BEGIN
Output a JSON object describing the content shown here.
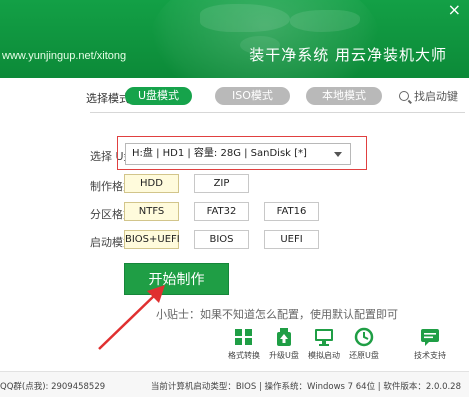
{
  "header": {
    "url": "www.yunjingup.net/xitong",
    "slogan": "装干净系统 用云净装机大师",
    "close_glyph": "×"
  },
  "mode": {
    "label": "选择模式:",
    "buttons": [
      {
        "label": "U盘模式",
        "active": true
      },
      {
        "label": "ISO模式",
        "active": false
      },
      {
        "label": "本地模式",
        "active": false
      }
    ],
    "find_drive": "找启动键"
  },
  "drive": {
    "label": "选择 U盘:",
    "value": "H:盘  |  HD1  |  容量: 28G  |  SanDisk [*]"
  },
  "format": {
    "label": "制作格式:",
    "options": [
      "HDD",
      "ZIP"
    ],
    "selected": "HDD"
  },
  "partition": {
    "label": "分区格式:",
    "options": [
      "NTFS",
      "FAT32",
      "FAT16"
    ],
    "selected": "NTFS"
  },
  "boot": {
    "label": "启动模式:",
    "options": [
      "BIOS+UEFI",
      "BIOS",
      "UEFI"
    ],
    "selected": "BIOS+UEFI"
  },
  "start_button": "开始制作",
  "tip": "小贴士：如果不知道怎么配置，使用默认配置即可",
  "tools": [
    {
      "label": "格式转换",
      "icon": "format-convert-icon"
    },
    {
      "label": "升级U盘",
      "icon": "upgrade-usb-icon"
    },
    {
      "label": "模拟启动",
      "icon": "monitor-icon"
    },
    {
      "label": "还原U盘",
      "icon": "restore-icon"
    },
    {
      "label": "技术支持",
      "icon": "chat-support-icon"
    }
  ],
  "status": {
    "left": "QQ群(点我): 2909458529",
    "right": "当前计算机启动类型：BIOS | 操作系统：Windows 7 64位 | 软件版本：2.0.0.28"
  },
  "colors": {
    "brand_green": "#13a046",
    "active_mode": "#16a34b",
    "inactive_mode": "#b9b9b9",
    "selected_option_bg": "#fffbdc",
    "highlight_border": "#e04040",
    "arrow": "#e03030"
  }
}
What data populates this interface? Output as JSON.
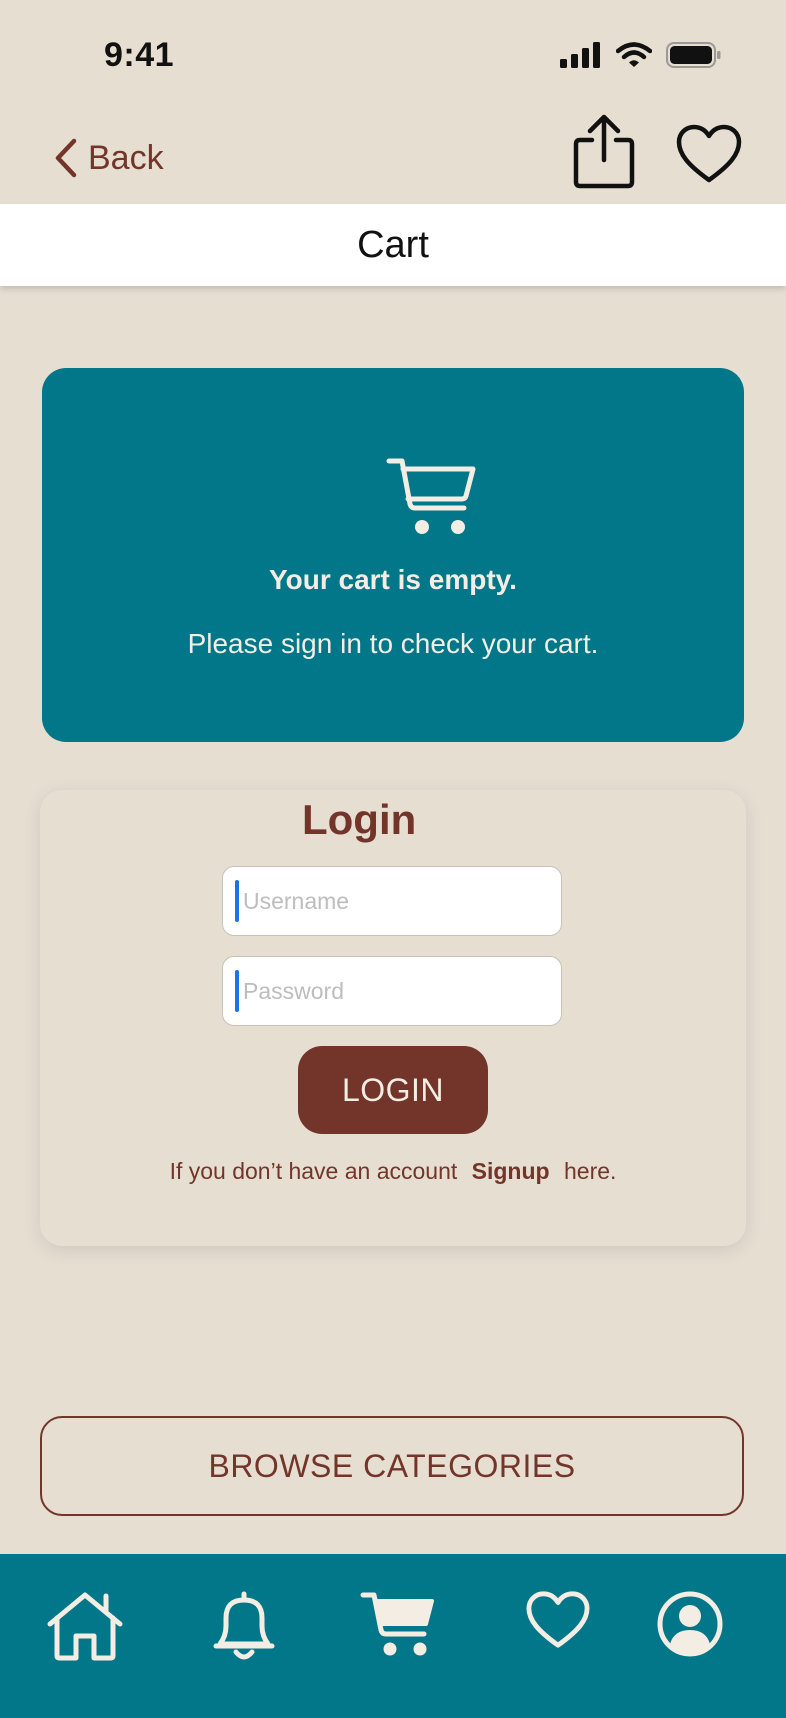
{
  "status_bar": {
    "time": "9:41"
  },
  "nav": {
    "back_label": "Back"
  },
  "page": {
    "title": "Cart"
  },
  "empty_cart": {
    "title": "Your cart is empty.",
    "message": "Please sign in to check your cart."
  },
  "login": {
    "title": "Login",
    "username_placeholder": "Username",
    "password_placeholder": "Password",
    "button_label": "LOGIN",
    "signup_prefix": "If you don’t have an account",
    "signup_link": "Signup",
    "signup_suffix": "here."
  },
  "browse": {
    "label": "BROWSE CATEGORIES"
  },
  "tab_bar": {
    "items": [
      {
        "icon": "home-icon"
      },
      {
        "icon": "bell-icon"
      },
      {
        "icon": "cart-icon"
      },
      {
        "icon": "heart-icon"
      },
      {
        "icon": "profile-icon"
      }
    ]
  },
  "colors": {
    "background": "#E6DED1",
    "teal": "#017789",
    "brown": "#73352A",
    "cream": "#F3EDE3"
  }
}
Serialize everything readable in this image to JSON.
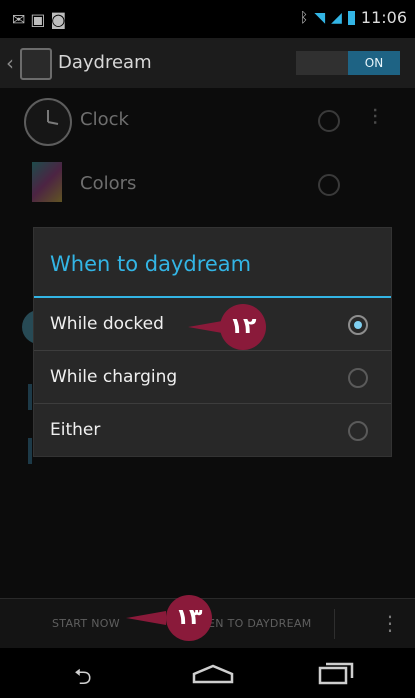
{
  "status_bar": {
    "left_icons": [
      "mail-icon",
      "image-icon",
      "game-controller-icon"
    ],
    "right_icons": [
      "bluetooth-icon",
      "wifi-icon",
      "signal-icon",
      "battery-icon"
    ],
    "time": "11:06"
  },
  "action_bar": {
    "title": "Daydream",
    "toggle_label": "ON"
  },
  "list": {
    "items": [
      {
        "label": "Clock",
        "icon": "clock-icon"
      },
      {
        "label": "Colors",
        "icon": "colors-icon"
      }
    ]
  },
  "dialog": {
    "title": "When to daydream",
    "options": [
      {
        "label": "While docked",
        "selected": true
      },
      {
        "label": "While charging",
        "selected": false
      },
      {
        "label": "Either",
        "selected": false
      }
    ]
  },
  "callouts": {
    "first": "١٢",
    "second": "١٣"
  },
  "bottom_bar": {
    "start_now": "START NOW",
    "when_to_daydream": "EN TO DAYDREAM"
  },
  "colors": {
    "accent": "#33b5e5",
    "callout": "#8a1a3a"
  }
}
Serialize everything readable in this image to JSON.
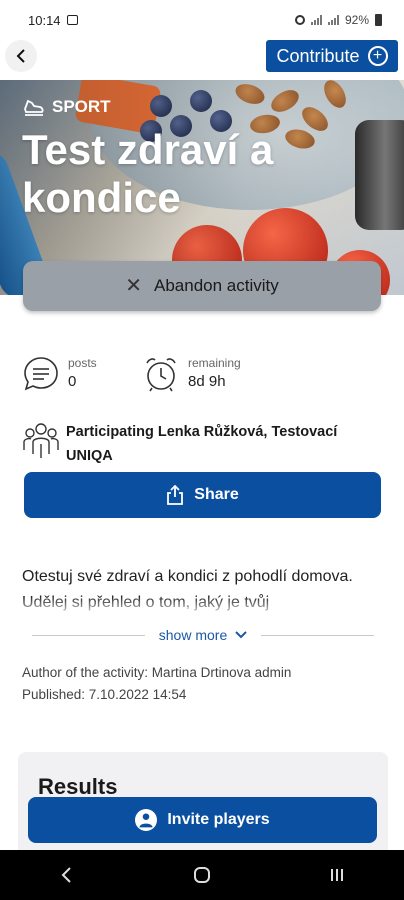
{
  "status_bar": {
    "time": "10:14",
    "battery": "92%"
  },
  "header": {
    "contribute_label": "Contribute"
  },
  "hero": {
    "category": "SPORT",
    "title": "Test zdraví a kondice",
    "abandon_label": "Abandon activity"
  },
  "stats": {
    "posts_label": "posts",
    "posts_value": "0",
    "remaining_label": "remaining",
    "remaining_value": "8d 9h"
  },
  "participants": {
    "text": "Participating Lenka Růžková, Testovací UNIQA"
  },
  "share_label": "Share",
  "description": "Otestuj své zdraví a kondici z pohodlí domova. Udělej si přehled o tom, jaký je tvůj",
  "show_more_label": "show more",
  "meta": {
    "author": "Author of the activity: Martina Drtinova admin",
    "published": "Published: 7.10.2022 14:54"
  },
  "results_title": "Results",
  "invite_label": "Invite players",
  "colors": {
    "primary": "#0a4fa0",
    "abandon_bg": "#9aa0a8",
    "link": "#1a58a6"
  }
}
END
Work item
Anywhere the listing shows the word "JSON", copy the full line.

Your response
Output a JSON object describing the content shown here.
What data populates this interface? Output as JSON.
Serialize everything readable in this image to JSON.
Serialize everything readable in this image to JSON.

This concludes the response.